_Given records_.

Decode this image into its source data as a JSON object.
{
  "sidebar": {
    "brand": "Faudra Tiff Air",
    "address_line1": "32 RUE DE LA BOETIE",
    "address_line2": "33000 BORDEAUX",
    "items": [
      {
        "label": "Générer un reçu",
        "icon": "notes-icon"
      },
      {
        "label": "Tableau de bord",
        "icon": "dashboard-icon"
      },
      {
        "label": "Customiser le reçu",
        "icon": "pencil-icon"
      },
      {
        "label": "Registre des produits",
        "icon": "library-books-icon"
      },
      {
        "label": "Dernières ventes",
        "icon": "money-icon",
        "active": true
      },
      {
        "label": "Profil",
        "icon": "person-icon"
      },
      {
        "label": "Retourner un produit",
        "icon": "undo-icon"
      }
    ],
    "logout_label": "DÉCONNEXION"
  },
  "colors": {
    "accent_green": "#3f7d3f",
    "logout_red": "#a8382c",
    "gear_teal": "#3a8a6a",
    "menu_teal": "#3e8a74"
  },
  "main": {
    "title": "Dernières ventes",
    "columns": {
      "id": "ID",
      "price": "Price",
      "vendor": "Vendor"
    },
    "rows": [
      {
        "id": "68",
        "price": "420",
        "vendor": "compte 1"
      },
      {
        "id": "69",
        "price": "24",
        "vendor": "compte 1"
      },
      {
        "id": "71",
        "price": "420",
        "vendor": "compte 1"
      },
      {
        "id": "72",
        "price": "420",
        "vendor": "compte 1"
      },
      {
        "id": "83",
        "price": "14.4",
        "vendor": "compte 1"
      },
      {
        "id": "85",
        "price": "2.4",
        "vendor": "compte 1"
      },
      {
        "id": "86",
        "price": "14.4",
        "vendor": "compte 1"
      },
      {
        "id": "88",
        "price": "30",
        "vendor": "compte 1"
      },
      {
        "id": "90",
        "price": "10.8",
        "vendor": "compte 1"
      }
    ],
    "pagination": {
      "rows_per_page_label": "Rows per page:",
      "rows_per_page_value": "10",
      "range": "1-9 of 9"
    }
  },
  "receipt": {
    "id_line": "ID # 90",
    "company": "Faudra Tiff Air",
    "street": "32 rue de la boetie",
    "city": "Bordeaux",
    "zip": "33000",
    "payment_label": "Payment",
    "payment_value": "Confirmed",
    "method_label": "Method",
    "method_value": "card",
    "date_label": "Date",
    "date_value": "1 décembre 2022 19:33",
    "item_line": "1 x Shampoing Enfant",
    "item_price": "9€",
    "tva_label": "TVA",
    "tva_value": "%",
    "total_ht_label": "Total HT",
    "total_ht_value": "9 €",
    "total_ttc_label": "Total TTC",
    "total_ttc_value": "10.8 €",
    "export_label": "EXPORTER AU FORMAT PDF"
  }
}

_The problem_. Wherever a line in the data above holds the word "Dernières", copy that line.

_Reply_.
        "label": "Dernières ventes",
    "title": "Dernières ventes",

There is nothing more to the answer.